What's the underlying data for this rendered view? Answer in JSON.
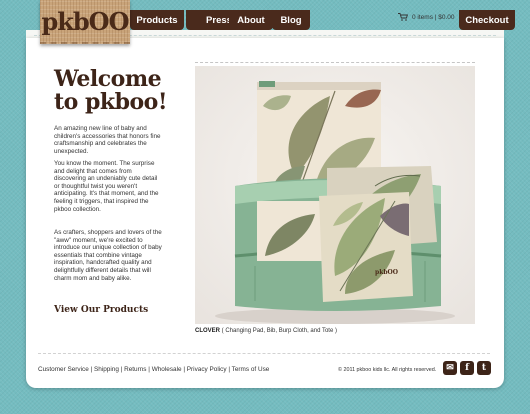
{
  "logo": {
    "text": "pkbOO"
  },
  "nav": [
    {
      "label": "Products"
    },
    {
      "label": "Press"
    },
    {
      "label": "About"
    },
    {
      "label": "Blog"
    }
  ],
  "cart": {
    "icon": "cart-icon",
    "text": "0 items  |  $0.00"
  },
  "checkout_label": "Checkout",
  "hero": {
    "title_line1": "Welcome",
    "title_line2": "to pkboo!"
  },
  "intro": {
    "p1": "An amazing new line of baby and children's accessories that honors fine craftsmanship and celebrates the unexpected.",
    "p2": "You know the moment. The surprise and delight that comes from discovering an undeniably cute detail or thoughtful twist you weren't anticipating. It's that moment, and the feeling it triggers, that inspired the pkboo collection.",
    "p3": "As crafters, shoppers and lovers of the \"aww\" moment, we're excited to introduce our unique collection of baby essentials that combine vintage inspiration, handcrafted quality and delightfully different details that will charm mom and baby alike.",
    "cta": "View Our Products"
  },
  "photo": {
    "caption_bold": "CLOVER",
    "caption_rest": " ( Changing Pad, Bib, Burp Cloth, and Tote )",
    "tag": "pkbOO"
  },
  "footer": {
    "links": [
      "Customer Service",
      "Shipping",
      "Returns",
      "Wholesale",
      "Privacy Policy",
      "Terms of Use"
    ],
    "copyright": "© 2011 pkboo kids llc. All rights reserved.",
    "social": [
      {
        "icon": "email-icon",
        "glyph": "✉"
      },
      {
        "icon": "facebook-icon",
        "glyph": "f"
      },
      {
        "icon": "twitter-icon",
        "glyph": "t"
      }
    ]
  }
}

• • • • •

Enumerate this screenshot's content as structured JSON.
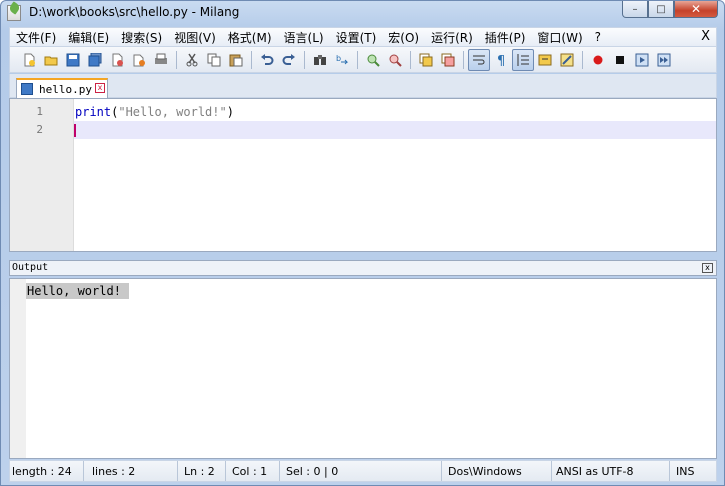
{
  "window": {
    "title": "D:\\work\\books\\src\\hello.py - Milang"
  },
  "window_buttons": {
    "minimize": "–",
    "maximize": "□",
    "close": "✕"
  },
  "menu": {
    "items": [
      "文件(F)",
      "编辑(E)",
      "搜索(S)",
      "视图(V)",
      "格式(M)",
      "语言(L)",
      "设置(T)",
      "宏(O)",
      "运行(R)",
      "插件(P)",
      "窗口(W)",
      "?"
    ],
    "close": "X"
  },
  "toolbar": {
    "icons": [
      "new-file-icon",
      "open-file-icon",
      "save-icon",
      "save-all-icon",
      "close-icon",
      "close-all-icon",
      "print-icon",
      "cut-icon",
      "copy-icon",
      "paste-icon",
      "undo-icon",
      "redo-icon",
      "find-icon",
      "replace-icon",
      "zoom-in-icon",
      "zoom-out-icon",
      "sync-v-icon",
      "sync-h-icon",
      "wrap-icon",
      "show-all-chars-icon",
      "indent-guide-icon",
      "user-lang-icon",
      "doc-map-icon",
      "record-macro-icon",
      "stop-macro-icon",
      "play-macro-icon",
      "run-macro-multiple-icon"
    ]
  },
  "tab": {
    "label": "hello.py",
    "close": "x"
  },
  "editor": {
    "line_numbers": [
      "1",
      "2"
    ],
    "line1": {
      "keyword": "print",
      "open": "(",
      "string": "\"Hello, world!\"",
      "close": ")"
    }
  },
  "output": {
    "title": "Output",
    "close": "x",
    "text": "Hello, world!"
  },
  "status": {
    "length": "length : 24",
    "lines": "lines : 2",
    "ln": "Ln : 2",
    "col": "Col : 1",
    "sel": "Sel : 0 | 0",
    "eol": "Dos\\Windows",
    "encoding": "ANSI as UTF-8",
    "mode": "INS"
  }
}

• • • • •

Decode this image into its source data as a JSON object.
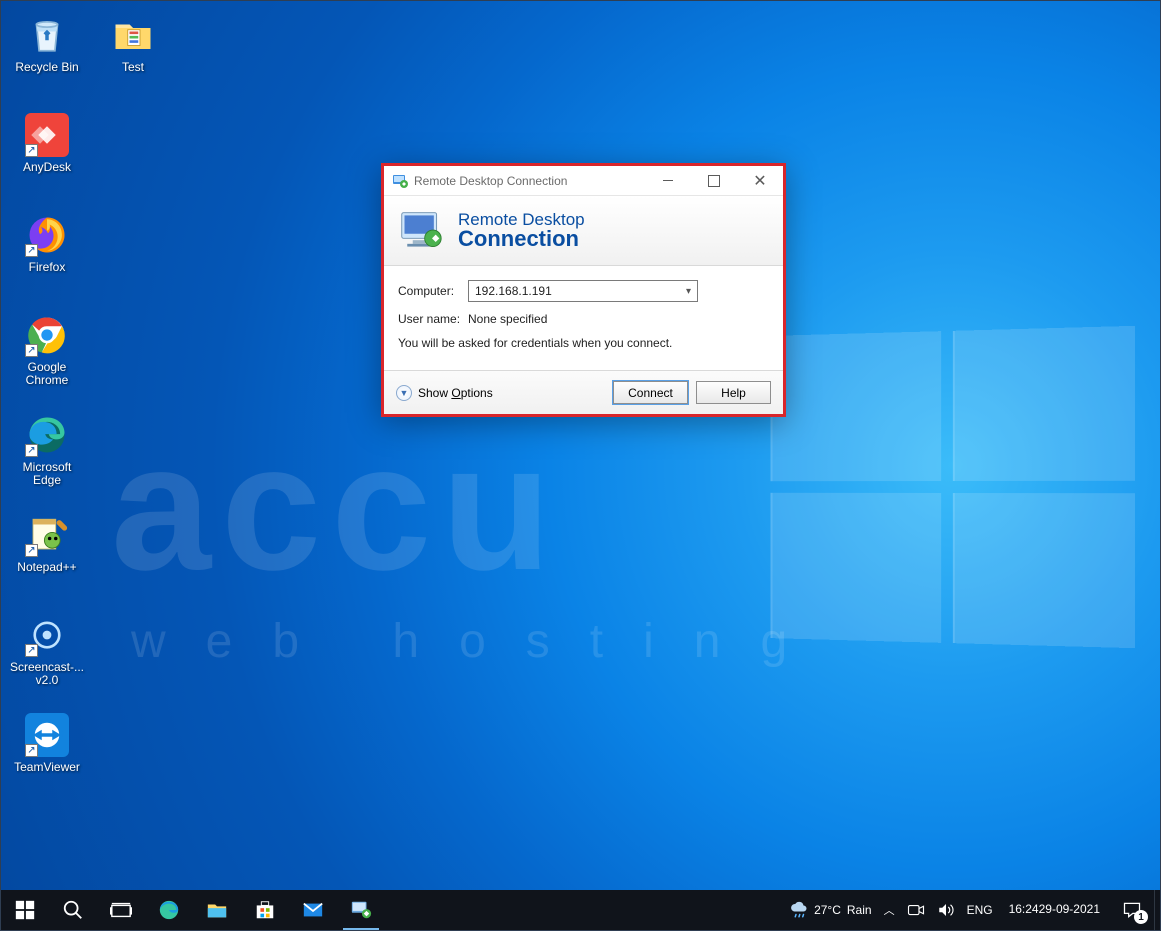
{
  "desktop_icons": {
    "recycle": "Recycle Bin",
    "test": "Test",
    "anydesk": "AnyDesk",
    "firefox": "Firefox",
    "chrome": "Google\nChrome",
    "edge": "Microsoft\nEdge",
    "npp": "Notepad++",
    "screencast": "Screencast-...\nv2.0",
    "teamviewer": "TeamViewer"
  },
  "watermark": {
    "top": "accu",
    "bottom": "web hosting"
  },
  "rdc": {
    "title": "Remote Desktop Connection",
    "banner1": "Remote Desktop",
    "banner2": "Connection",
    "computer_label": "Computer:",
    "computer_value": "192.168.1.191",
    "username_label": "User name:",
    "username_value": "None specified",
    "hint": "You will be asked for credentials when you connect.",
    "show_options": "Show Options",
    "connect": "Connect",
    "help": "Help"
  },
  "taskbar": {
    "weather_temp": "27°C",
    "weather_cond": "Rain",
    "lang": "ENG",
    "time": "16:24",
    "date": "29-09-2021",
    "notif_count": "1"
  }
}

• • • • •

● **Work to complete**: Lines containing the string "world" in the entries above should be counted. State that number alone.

● **Reply to the exercise**: 2